Findings from exploratory study suggest IB Middle Years Programme has a positive impact on students’ social-emotional well-being.
Social and emotional health plays a key role in determining students’ social and academic outcomes, not only in schooling but also later in life. In a new study conducted by Flinders University, researchers explored this issue by studying the well-being of students, ages 11-16 in Australia, who were enrolled in the International Baccalaureate Middle Years Programme (MYP), an educational framework in which social emotional learning plays a significant role.
In this particular study, researchers examined students’ social-emotional well-being using three different scales to assess student self-perceptions of their mental health. The researchers found:
- Majority of MYP students are flourishing: Researchers used several different metrics to determine whether students were flourishing—defined as the ability to function effectively and feel good about themselves. Over 50% of students were considered to be flourishing.
- Males in MYP are more likely to have better mental health than females in MYP, particularly in the upper years: Researchers found that males were more likely to flourish and have a positive outlook and a positive emotional state, while females were more likely to languish or have moderate mental health. These findings are consistent with a growing body of research indicating that adolescent females nationally and internationally are reporting more mental health challenges than boys.
- More than half of MYP students have a positive outlook and emotional state: 52% of all MYP students surveyed experience a positive emotional state “quite a lot” or “all of the time.”
- Majority of MYP students have a positive sense of global self-concept, are engaged in self-reflection and feel resilient: 61% of MYP students reported a positive sense of global self-concept “always” or “most of the time”; 75% indicated that they were engaging in self-reflection; just over half of students reported that they felt resilient “often” or “nearly all the time”.
- MYP students are satisfied with school: Most MYP students were found to be happy (approximately 70 percent) and satisfied (approximately 80 percent) with school.

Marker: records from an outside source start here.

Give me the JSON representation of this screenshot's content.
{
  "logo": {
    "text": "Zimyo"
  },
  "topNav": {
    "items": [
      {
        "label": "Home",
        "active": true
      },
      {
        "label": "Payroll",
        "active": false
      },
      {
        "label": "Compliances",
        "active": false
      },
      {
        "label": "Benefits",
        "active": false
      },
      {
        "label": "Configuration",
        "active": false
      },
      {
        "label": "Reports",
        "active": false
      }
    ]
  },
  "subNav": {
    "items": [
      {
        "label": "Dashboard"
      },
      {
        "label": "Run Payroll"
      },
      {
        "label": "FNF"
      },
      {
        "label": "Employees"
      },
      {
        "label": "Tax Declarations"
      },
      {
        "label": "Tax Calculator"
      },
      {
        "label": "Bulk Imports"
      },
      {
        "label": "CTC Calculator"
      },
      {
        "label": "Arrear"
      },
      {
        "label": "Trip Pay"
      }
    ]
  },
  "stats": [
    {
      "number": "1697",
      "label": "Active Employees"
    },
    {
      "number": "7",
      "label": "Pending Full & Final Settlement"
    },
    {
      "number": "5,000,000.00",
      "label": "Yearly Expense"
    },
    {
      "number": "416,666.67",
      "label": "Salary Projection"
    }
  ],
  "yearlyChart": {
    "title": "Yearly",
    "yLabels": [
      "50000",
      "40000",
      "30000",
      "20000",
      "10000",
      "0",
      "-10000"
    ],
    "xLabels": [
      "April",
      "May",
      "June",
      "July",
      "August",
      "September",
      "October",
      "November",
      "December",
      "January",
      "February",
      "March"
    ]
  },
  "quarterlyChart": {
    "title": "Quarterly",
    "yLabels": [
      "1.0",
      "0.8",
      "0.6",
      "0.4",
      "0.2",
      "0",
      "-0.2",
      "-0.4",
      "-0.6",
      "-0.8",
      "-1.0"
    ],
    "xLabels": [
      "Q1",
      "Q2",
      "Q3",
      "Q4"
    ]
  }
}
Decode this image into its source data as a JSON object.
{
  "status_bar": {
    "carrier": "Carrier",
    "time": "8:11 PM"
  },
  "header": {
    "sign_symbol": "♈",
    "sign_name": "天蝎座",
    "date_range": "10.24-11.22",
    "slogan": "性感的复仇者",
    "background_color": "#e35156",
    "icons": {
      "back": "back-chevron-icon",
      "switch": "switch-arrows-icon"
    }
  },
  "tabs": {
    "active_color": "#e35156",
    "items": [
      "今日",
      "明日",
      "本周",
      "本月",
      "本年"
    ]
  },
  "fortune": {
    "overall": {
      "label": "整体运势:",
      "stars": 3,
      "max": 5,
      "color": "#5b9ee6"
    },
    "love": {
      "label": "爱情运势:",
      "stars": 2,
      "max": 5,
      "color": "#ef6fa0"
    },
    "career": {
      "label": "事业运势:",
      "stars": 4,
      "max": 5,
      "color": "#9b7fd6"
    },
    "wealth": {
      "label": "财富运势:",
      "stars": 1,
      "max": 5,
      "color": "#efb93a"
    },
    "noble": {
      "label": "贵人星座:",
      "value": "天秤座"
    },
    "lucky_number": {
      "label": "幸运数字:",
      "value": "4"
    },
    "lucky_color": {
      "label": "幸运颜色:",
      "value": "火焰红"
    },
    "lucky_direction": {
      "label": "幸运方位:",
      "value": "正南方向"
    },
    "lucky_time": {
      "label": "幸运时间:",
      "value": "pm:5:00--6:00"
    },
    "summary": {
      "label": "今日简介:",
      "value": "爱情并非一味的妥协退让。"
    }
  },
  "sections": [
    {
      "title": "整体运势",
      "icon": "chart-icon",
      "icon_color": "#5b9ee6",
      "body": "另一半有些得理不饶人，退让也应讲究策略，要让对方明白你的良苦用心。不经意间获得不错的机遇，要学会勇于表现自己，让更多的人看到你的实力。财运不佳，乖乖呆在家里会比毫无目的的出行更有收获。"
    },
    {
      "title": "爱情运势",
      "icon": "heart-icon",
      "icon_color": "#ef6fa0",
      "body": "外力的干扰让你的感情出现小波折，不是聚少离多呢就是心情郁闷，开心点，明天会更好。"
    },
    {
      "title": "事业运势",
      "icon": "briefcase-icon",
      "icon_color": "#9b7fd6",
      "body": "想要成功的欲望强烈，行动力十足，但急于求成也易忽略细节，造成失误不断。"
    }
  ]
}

The researchers found that most MYP students reported that they enjoyed school (72 percent), enjoyed learning (70 percent), felt supported by their school (71 percent) and had a sense of fellowship at school (80 percent).
This study is released just as the Middle Years Programme relaunches in September 2014 following an update that enhances its focus on social and emotional outcomes and its enrichment of a concept-driven curriculum that encourages teaching and learning for understanding.